Required work:
Exact repetition is the task: copy every entry below.

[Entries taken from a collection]
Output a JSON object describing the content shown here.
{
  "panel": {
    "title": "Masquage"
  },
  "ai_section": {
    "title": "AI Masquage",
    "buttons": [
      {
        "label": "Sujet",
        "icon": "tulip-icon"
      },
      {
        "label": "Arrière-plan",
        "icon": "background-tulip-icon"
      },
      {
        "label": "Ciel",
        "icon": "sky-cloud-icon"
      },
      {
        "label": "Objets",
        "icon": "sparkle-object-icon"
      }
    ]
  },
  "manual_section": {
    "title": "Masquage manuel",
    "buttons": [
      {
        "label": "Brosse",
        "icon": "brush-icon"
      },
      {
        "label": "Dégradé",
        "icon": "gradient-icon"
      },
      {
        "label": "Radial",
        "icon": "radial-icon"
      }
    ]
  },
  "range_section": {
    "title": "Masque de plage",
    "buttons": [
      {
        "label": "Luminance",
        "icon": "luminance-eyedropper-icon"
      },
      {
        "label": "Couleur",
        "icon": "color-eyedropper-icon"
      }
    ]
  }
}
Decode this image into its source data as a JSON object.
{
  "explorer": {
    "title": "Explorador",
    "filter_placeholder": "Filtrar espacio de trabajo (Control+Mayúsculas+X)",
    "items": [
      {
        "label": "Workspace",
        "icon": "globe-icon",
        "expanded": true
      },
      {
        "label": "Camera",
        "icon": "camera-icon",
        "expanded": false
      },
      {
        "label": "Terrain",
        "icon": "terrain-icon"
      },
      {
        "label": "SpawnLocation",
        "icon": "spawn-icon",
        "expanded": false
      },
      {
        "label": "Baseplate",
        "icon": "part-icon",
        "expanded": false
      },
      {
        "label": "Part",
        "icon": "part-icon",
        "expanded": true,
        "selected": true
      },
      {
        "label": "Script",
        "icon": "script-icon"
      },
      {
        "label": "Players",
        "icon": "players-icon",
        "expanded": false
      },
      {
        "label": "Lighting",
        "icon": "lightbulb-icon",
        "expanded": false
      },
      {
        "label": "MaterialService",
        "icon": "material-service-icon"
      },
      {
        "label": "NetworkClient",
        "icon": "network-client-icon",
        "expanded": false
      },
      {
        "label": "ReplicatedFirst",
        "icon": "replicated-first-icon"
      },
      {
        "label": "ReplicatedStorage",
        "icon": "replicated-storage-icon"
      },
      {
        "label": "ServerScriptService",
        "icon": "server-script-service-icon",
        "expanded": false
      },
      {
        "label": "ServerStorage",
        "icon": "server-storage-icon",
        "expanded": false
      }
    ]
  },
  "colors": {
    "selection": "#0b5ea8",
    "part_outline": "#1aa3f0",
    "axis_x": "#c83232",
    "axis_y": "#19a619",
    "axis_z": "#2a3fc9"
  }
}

Answer to this problem:
Output a JSON object describing the content shown here.
{
  "panel": {
    "title": "Masquage"
  },
  "ai_section": {
    "title": "AI Masquage",
    "buttons": [
      {
        "label": "Sujet",
        "icon": "tulip-icon"
      },
      {
        "label": "Arrière-plan",
        "icon": "background-tulip-icon"
      },
      {
        "label": "Ciel",
        "icon": "sky-cloud-icon"
      },
      {
        "label": "Objets",
        "icon": "sparkle-object-icon"
      }
    ]
  },
  "manual_section": {
    "title": "Masquage manuel",
    "buttons": [
      {
        "label": "Brosse",
        "icon": "brush-icon"
      },
      {
        "label": "Dégradé",
        "icon": "gradient-icon"
      },
      {
        "label": "Radial",
        "icon": "radial-icon"
      }
    ]
  },
  "range_section": {
    "title": "Masque de plage",
    "buttons": [
      {
        "label": "Luminance",
        "icon": "luminance-eyedropper-icon"
      },
      {
        "label": "Couleur",
        "icon": "color-eyedropper-icon"
      }
    ]
  }
}
Decode this image into its source data as a JSON object.
{
  "explorer": {
    "title": "Explorador",
    "filter_placeholder": "Filtrar espacio de trabajo (Control+Mayúsculas+X)",
    "items": [
      {
        "label": "Workspace",
        "icon": "globe-icon",
        "expanded": true
      },
      {
        "label": "Camera",
        "icon": "camera-icon",
        "expanded": false
      },
      {
        "label": "Terrain",
        "icon": "terrain-icon"
      },
      {
        "label": "SpawnLocation",
        "icon": "spawn-icon",
        "expanded": false
      },
      {
        "label": "Baseplate",
        "icon": "part-icon",
        "expanded": false
      },
      {
        "label": "Part",
        "icon": "part-icon",
        "expanded": true,
        "selected": true
      },
      {
        "label": "Script",
        "icon": "script-icon"
      },
      {
        "label": "Players",
        "icon": "players-icon",
        "expanded": false
      },
      {
        "label": "Lighting",
        "icon": "lightbulb-icon",
        "expanded": false
      },
      {
        "label": "MaterialService",
        "icon": "material-service-icon"
      },
      {
        "label": "NetworkClient",
        "icon": "network-client-icon",
        "expanded": false
      },
      {
        "label": "ReplicatedFirst",
        "icon": "replicated-first-icon"
      },
      {
        "label": "ReplicatedStorage",
        "icon": "replicated-storage-icon"
      },
      {
        "label": "ServerScriptService",
        "icon": "server-script-service-icon",
        "expanded": false
      },
      {
        "label": "ServerStorage",
        "icon": "server-storage-icon",
        "expanded": false
      }
    ]
  },
  "colors": {
    "selection": "#0b5ea8",
    "part_outline": "#1aa3f0",
    "axis_x": "#c83232",
    "axis_y": "#19a619",
    "axis_z": "#2a3fc9"
  }
}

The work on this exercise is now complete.